We are all followers and, at various times, we may get to lead for a while.

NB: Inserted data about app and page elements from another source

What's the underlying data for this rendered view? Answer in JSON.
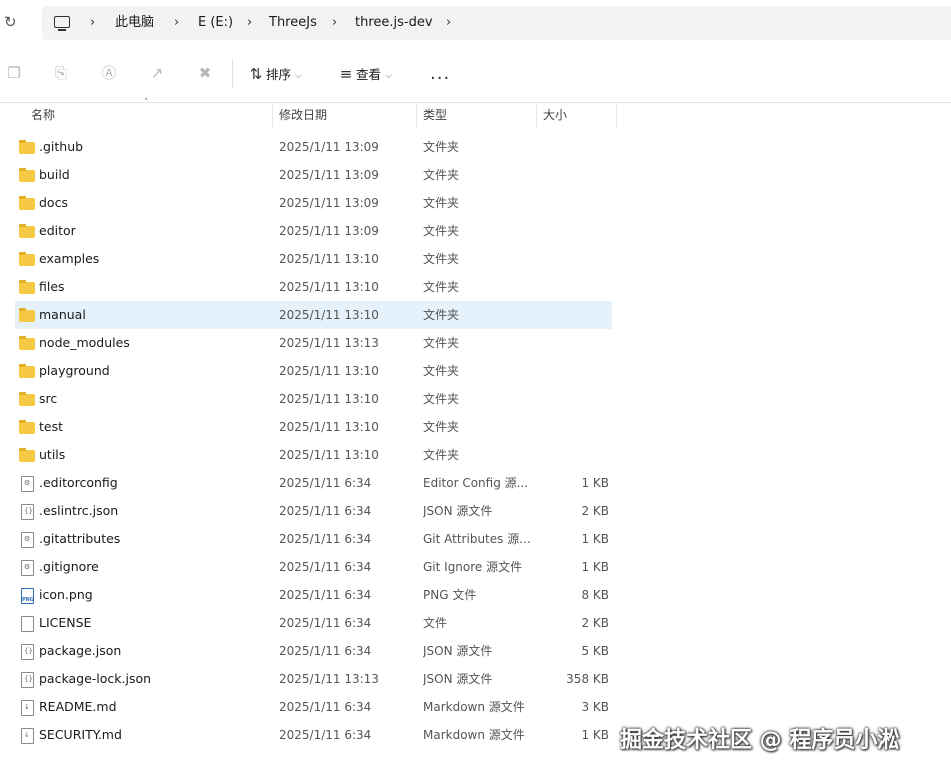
{
  "address": {
    "crumbs": [
      "此电脑",
      "E (E:)",
      "ThreeJs",
      "three.js-dev"
    ]
  },
  "toolbar": {
    "sort_label": "排序",
    "view_label": "查看",
    "more_label": "..."
  },
  "columns": {
    "name": "名称",
    "date": "修改日期",
    "type": "类型",
    "size": "大小"
  },
  "files": [
    {
      "name": ".github",
      "date": "2025/1/11 13:09",
      "type": "文件夹",
      "size": "",
      "kind": "folder"
    },
    {
      "name": "build",
      "date": "2025/1/11 13:09",
      "type": "文件夹",
      "size": "",
      "kind": "folder"
    },
    {
      "name": "docs",
      "date": "2025/1/11 13:09",
      "type": "文件夹",
      "size": "",
      "kind": "folder"
    },
    {
      "name": "editor",
      "date": "2025/1/11 13:09",
      "type": "文件夹",
      "size": "",
      "kind": "folder"
    },
    {
      "name": "examples",
      "date": "2025/1/11 13:10",
      "type": "文件夹",
      "size": "",
      "kind": "folder"
    },
    {
      "name": "files",
      "date": "2025/1/11 13:10",
      "type": "文件夹",
      "size": "",
      "kind": "folder"
    },
    {
      "name": "manual",
      "date": "2025/1/11 13:10",
      "type": "文件夹",
      "size": "",
      "kind": "folder",
      "selected": true
    },
    {
      "name": "node_modules",
      "date": "2025/1/11 13:13",
      "type": "文件夹",
      "size": "",
      "kind": "folder"
    },
    {
      "name": "playground",
      "date": "2025/1/11 13:10",
      "type": "文件夹",
      "size": "",
      "kind": "folder"
    },
    {
      "name": "src",
      "date": "2025/1/11 13:10",
      "type": "文件夹",
      "size": "",
      "kind": "folder"
    },
    {
      "name": "test",
      "date": "2025/1/11 13:10",
      "type": "文件夹",
      "size": "",
      "kind": "folder"
    },
    {
      "name": "utils",
      "date": "2025/1/11 13:10",
      "type": "文件夹",
      "size": "",
      "kind": "folder"
    },
    {
      "name": ".editorconfig",
      "date": "2025/1/11 6:34",
      "type": "Editor Config 源...",
      "size": "1 KB",
      "kind": "config"
    },
    {
      "name": ".eslintrc.json",
      "date": "2025/1/11 6:34",
      "type": "JSON 源文件",
      "size": "2 KB",
      "kind": "json"
    },
    {
      "name": ".gitattributes",
      "date": "2025/1/11 6:34",
      "type": "Git Attributes 源...",
      "size": "1 KB",
      "kind": "config"
    },
    {
      "name": ".gitignore",
      "date": "2025/1/11 6:34",
      "type": "Git Ignore 源文件",
      "size": "1 KB",
      "kind": "config"
    },
    {
      "name": "icon.png",
      "date": "2025/1/11 6:34",
      "type": "PNG 文件",
      "size": "8 KB",
      "kind": "png"
    },
    {
      "name": "LICENSE",
      "date": "2025/1/11 6:34",
      "type": "文件",
      "size": "2 KB",
      "kind": "plain"
    },
    {
      "name": "package.json",
      "date": "2025/1/11 6:34",
      "type": "JSON 源文件",
      "size": "5 KB",
      "kind": "json"
    },
    {
      "name": "package-lock.json",
      "date": "2025/1/11 13:13",
      "type": "JSON 源文件",
      "size": "358 KB",
      "kind": "json"
    },
    {
      "name": "README.md",
      "date": "2025/1/11 6:34",
      "type": "Markdown 源文件",
      "size": "3 KB",
      "kind": "md"
    },
    {
      "name": "SECURITY.md",
      "date": "2025/1/11 6:34",
      "type": "Markdown 源文件",
      "size": "1 KB",
      "kind": "md"
    }
  ],
  "watermark": "掘金技术社区 @ 程序员小淞",
  "colors": {
    "selection": "#e5f1fb",
    "folder": "#f6c944"
  }
}
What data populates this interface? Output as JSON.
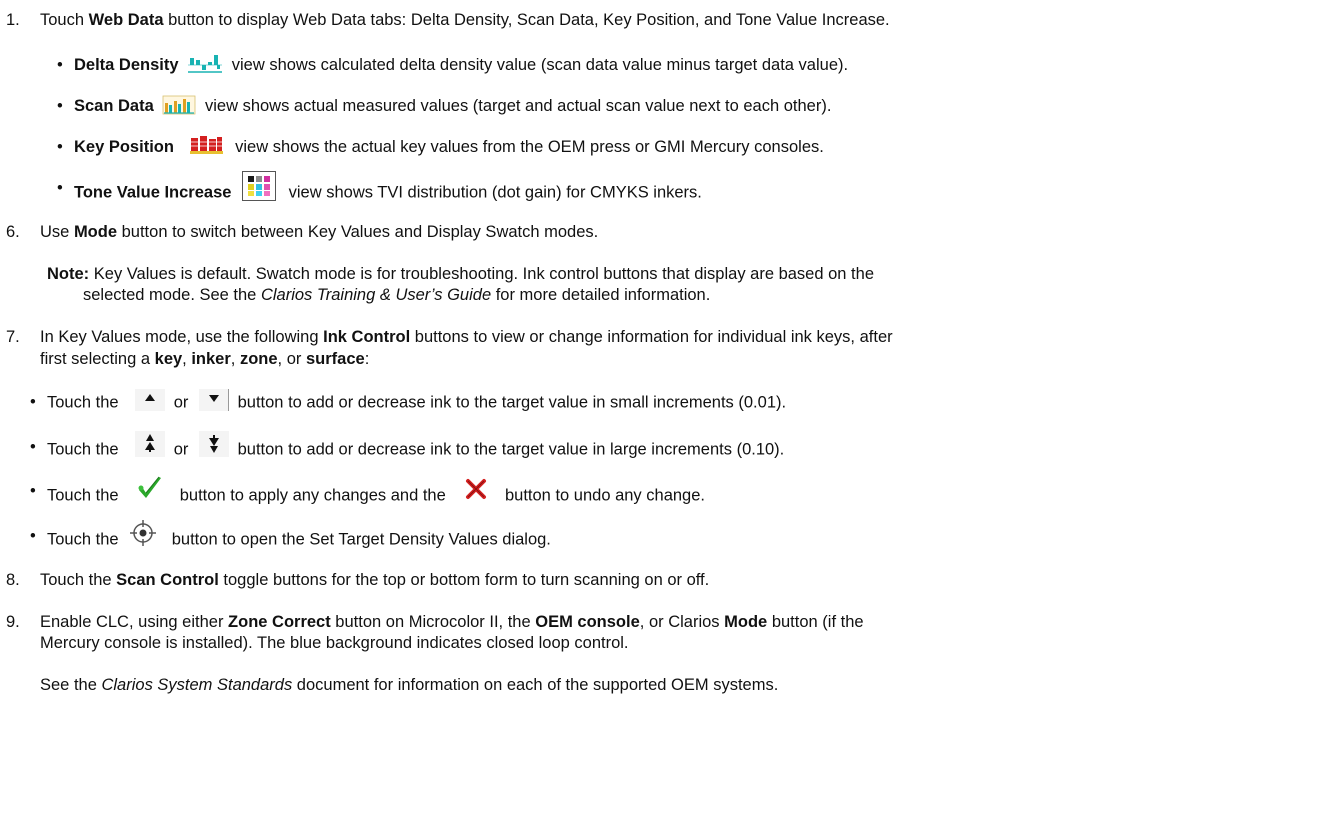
{
  "steps": {
    "s1": {
      "num": "1.",
      "pre": "Touch ",
      "bold": "Web Data",
      "post": " button to display Web Data tabs: Delta Density, Scan Data, Key Position, and Tone Value Increase."
    },
    "bullets1": [
      {
        "bold": "Delta Density",
        "icon": "delta-density-icon",
        "text": " view shows calculated delta density value (scan data value minus target data value)."
      },
      {
        "bold": "Scan Data",
        "icon": "scan-data-icon",
        "text": " view shows actual measured values (target and actual scan value next to each other)."
      },
      {
        "bold": "Key Position",
        "icon": "key-position-icon",
        "text": " view shows the actual key values from the OEM press or GMI Mercury consoles."
      },
      {
        "bold": "Tone Value Increase",
        "icon": "tone-value-increase-icon",
        "text": " view shows TVI distribution (dot gain) for CMYKS inkers."
      }
    ],
    "s6": {
      "num": "6.",
      "pre": "Use ",
      "bold": "Mode",
      "post": " button to switch between Key Values and Display Swatch modes."
    },
    "note": {
      "label": "Note:",
      "line1": " Key Values is default. Swatch mode is for troubleshooting. Ink control buttons that display are based on the",
      "line2_pre": "selected mode. See the ",
      "line2_italic": "Clarios Training & User’s Guide",
      "line2_post": " for more detailed information."
    },
    "s7": {
      "num": "7.",
      "line1_pre": "In Key Values mode, use the following ",
      "line1_bold": "Ink Control",
      "line1_post": " buttons to view or change information for individual ink keys, after",
      "line2_pre": "first selecting a ",
      "k1": "key",
      "sep1": ", ",
      "k2": "inker",
      "sep2": ", ",
      "k3": "zone",
      "sep3": ", or ",
      "k4": "surface",
      "end": ":"
    },
    "bullets2": {
      "b1_pre": "Touch the",
      "b1_or": "or",
      "b1_post": "button to add or decrease ink to the target value in small increments (0.01).",
      "b2_pre": "Touch the",
      "b2_or": "or",
      "b2_post": "button to add or decrease ink to the target value in large increments (0.10).",
      "b3_pre": "Touch the",
      "b3_mid": "button to apply any changes and the",
      "b3_post": "button to undo any change.",
      "b4_pre": "Touch the",
      "b4_post": "button to open the Set Target Density Values dialog."
    },
    "s8": {
      "num": "8.",
      "pre": "Touch the ",
      "bold": "Scan Control",
      "post": " toggle buttons for the top or bottom form to turn scanning on or off."
    },
    "s9": {
      "num": "9.",
      "l1_a": "Enable CLC, using either ",
      "l1_b": "Zone Correct",
      "l1_c": " button on Microcolor II, the ",
      "l1_d": "OEM console",
      "l1_e": ", or Clarios ",
      "l1_f": "Mode",
      "l1_g": " button (if the",
      "l2": "Mercury console is installed). The blue background indicates closed loop control.",
      "l3_pre": "See the ",
      "l3_italic": "Clarios System Standards",
      "l3_post": " document for information on each of the supported OEM systems."
    }
  },
  "bullet_char": "•",
  "colors": {
    "text": "#111111",
    "teal": "#19b3b3",
    "red": "#d42020",
    "green": "#2aa82a",
    "gray": "#7a7a7a"
  }
}
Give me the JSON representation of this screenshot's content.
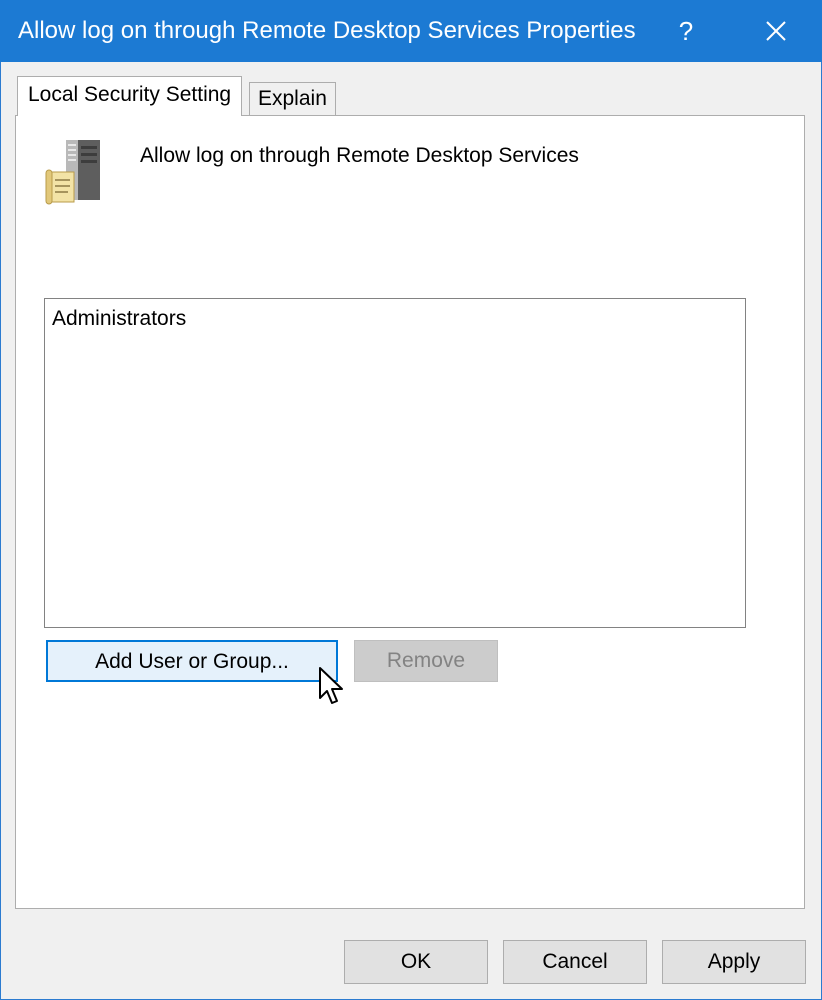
{
  "window": {
    "title": "Allow log on through Remote Desktop Services Properties",
    "help_label": "?",
    "accent_color": "#1c7ad3"
  },
  "tabs": [
    {
      "label": "Local Security Setting",
      "selected": true
    },
    {
      "label": "Explain",
      "selected": false
    }
  ],
  "policy": {
    "icon": "server-policy-icon",
    "name": "Allow log on through Remote Desktop Services"
  },
  "members": {
    "items": [
      "Administrators"
    ]
  },
  "actions": {
    "add_label": "Add User or Group...",
    "remove_label": "Remove",
    "remove_enabled": false
  },
  "footer": {
    "ok_label": "OK",
    "cancel_label": "Cancel",
    "apply_label": "Apply"
  }
}
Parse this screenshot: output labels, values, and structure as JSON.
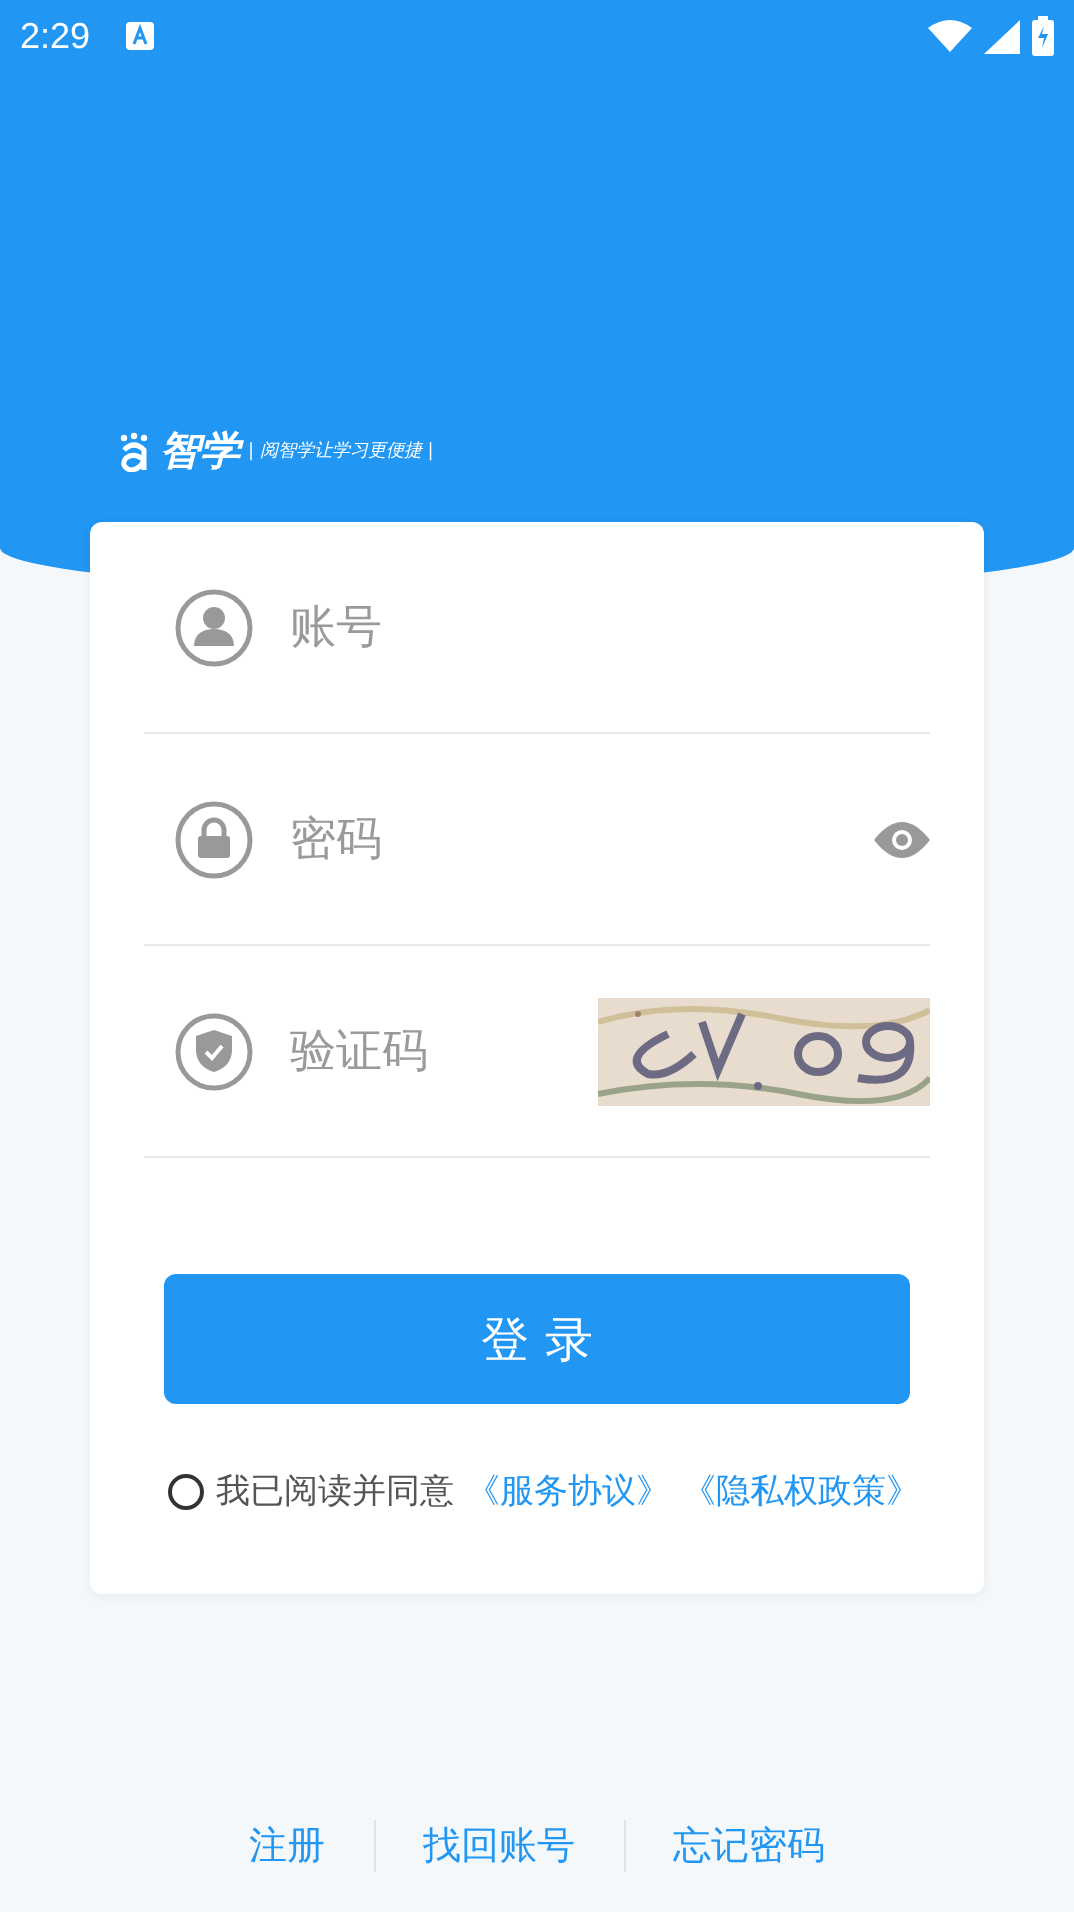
{
  "status_bar": {
    "time": "2:29"
  },
  "logo": {
    "name": "智学",
    "slogan": "| 阅智学让学习更便捷 |"
  },
  "fields": [
    {
      "kind": "account",
      "placeholder": "账号"
    },
    {
      "kind": "password",
      "placeholder": "密码"
    },
    {
      "kind": "captcha",
      "placeholder": "验证码"
    }
  ],
  "login_button": "登 录",
  "agreement": {
    "checked": false,
    "text": "我已阅读并同意",
    "links": [
      "《服务协议》",
      "《隐私权政策》"
    ]
  },
  "footer_links": [
    "注册",
    "找回账号",
    "忘记密码"
  ]
}
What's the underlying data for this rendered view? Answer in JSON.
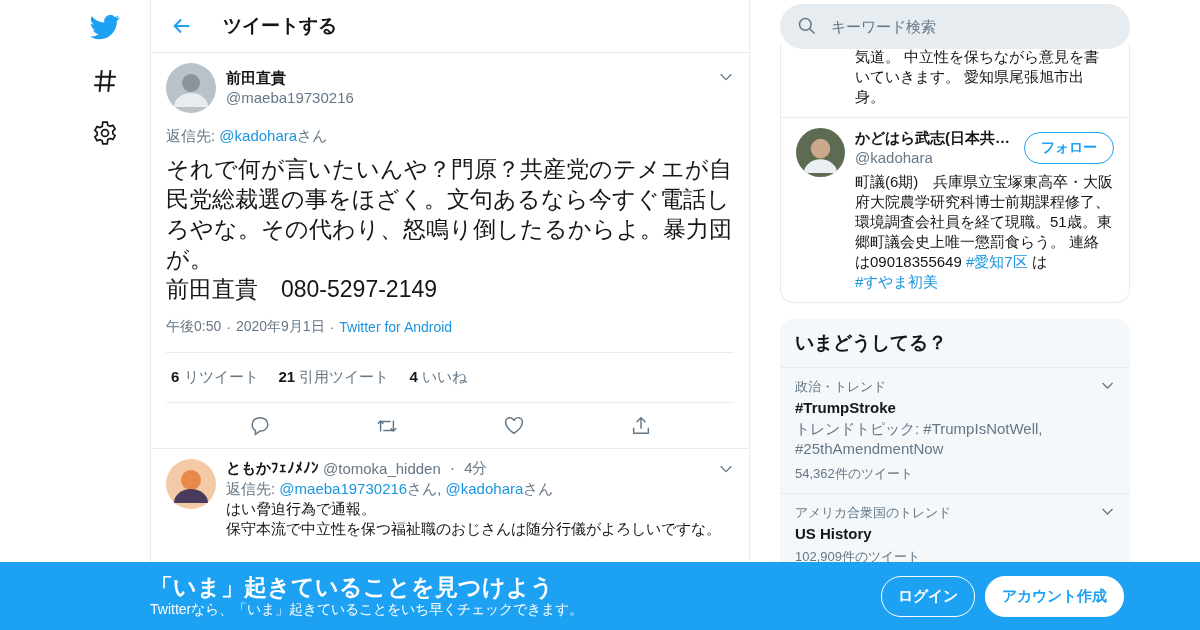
{
  "header": {
    "title": "ツイートする"
  },
  "tweet": {
    "author": {
      "name": "前田直貴",
      "handle": "@maeba19730216"
    },
    "reply_to": [
      {
        "kind": "text",
        "text": "返信先: "
      },
      {
        "kind": "link",
        "text": "@kadohara"
      },
      {
        "kind": "text",
        "text": "さん"
      }
    ],
    "text_lines": [
      "それで何が言いたいんや？門原？共産党のテメエが自民党総裁選の事をほざく。文句あるなら今すぐ電話しろやな。その代わり、怒鳴り倒したるからよ。暴力団が。",
      "前田直貴　080-5297-2149"
    ],
    "separator": "·",
    "time": "午後0:50",
    "date": "2020年9月1日",
    "source": "Twitter for Android",
    "stats": [
      {
        "count": "6",
        "label": "リツイート"
      },
      {
        "count": "21",
        "label": "引用ツイート"
      },
      {
        "count": "4",
        "label": "いいね"
      }
    ],
    "actions": [
      {
        "kind": "reply"
      },
      {
        "kind": "retweet"
      },
      {
        "kind": "like"
      },
      {
        "kind": "share"
      }
    ]
  },
  "reply": {
    "name": "ともかﾌｪﾉﾒﾉﾝ",
    "handle": "@tomoka_hidden",
    "separator": "·",
    "age": "4分",
    "reply_to": [
      {
        "kind": "text",
        "text": "返信先: "
      },
      {
        "kind": "link",
        "text": "@maeba19730216"
      },
      {
        "kind": "text",
        "text": "さん, "
      },
      {
        "kind": "link",
        "text": "@kadohara"
      },
      {
        "kind": "text",
        "text": "さん"
      }
    ],
    "text_lines": [
      "はい脅迫行為で通報。",
      "保守本流で中立性を保つ福祉職のおじさんは随分行儀がよろしいですな。"
    ]
  },
  "search": {
    "placeholder": "キーワード検索"
  },
  "users": [
    {
      "kind": "continued",
      "bio": [
        {
          "kind": "text",
          "text": "気道。 中立性を保ちながら意見を書いていきます。 愛知県尾張旭市出身。"
        }
      ]
    },
    {
      "kind": "full",
      "name": "かどはら武志(日本共…",
      "handle": "@kadohara",
      "button": "フォロー",
      "bio": [
        {
          "kind": "text",
          "text": "町議(6期)　兵庫県立宝塚東高卒・大阪府大院農学研究科博士前期課程修了、環境調査会社員を経て現職。51歳。東郷町議会史上唯一懲罰食らう。 連絡は09018355649 "
        },
        {
          "kind": "link",
          "text": "#愛知7区"
        },
        {
          "kind": "text",
          "text": " は "
        },
        {
          "kind": "link",
          "text": "#すやま初美"
        }
      ]
    }
  ],
  "trends": {
    "title": "いまどうしてる？",
    "items": [
      {
        "context": "政治・トレンド",
        "name": "#TrumpStroke",
        "description": "トレンドトピック: #TrumpIsNotWell, #25thAmendmentNow",
        "count": "54,362件のツイート"
      },
      {
        "context": "アメリカ合衆国のトレンド",
        "name": "US History",
        "count": "102,909件のツイート"
      }
    ]
  },
  "banner": {
    "title": "「いま」起きていることを見つけよう",
    "subtitle": "Twitterなら、「いま」起きていることをいち早くチェックできます。",
    "buttons": [
      {
        "kind": "outline",
        "label": "ログイン"
      },
      {
        "kind": "solid",
        "label": "アカウント作成"
      }
    ]
  }
}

The one true judge in the book of Judges is God and God alone.  The one true leader of the Church is Jesus and Jesus alone.  The one true empowerer for serving is the Holy Spirit and the Holy Spirit alone.  If you are ever in a leadership role, this advice from college football coaching legend “Bear” Bryant about how to get the best from those you're leading can be useful.  Bryant said, “I have learned how to hold a team together, how to lift some players up, how to calm down others, until finally they've got one heartbeat together, a team.  There are just three things I'd ever say: ‘If anything goes bad, I did it. If anything goes semi-good, then we did it.  If anything goes really well, the team did it.’”  That is servant leadership.

 

Romans 12:8 lists leadership as a spiritual gift, with a pithy admonition:  “if it [one’s gift] is to lead, do it diligently. . . .”  I devote a lot of my pastoral life to doing just that, leading diligently.  I am aware all the time that, apart from the grace of God, I have no business asking you to listen to me or to follow me.  But as God may be pleased to use me, I will call on you to honor his gifting in me.  In God’s hands extraordinary things happen to ordinary folks.

 

A basketball in my hands is worth about $30;

            a basketball in the hands of Michael Jordan is worth about $30 million a year.

A baseball bat in my hands is worth about $25;

            a baseball bat in the hands of Alex Rodriquez is worth about $25 million a year.

A tennis racket in my hands is dangerous;

            a tennis racket in the hands of Serena Williams wins championships.

A golf club in my hands is worth about $100;

            a golf club in the hands of Tiger Woods is worth about $100 million a year.

A rod in my hands is lucky to catch a fish;

            a rod in the hands of Moses parts the Red Sea.

A slingshot in my hands may hit the side of a barn;

            a slingshot in the hands of David brings down a giant.

A tent peg in my hands might get a corner of a tent secured with some coaching;

            a tent peg in the hands of Jael seals the victory for Israel.

 

Deborah and Jael are two remarkable women.  Jesus once visited the home of two women, named Mary and Martha (see Luke 10:38-41).  Mary sat at his feet drinking in his teaching, while Martha was busy working in the kitchen.  Martha got a little perturbed that Mary wasn’t in the kitchen with her.  Jesus corrected her in words like these.  “Martha, there is always work to be done, but Mary is honoring what’s really important.”  For all of us there is nothing more important than recognizing that Jesus is our leader, the head of the Church.  The base for our serving and leading is listening to him.

 

We in our own hands are bumbling fools;

            in the hands of the Lord we are worth more than we can ever imagine.

To contact Harry Heintz about this sermon, please email or write to: Brunswick Presbyterian Church, 42 White Church Lane, Troy, NY 12180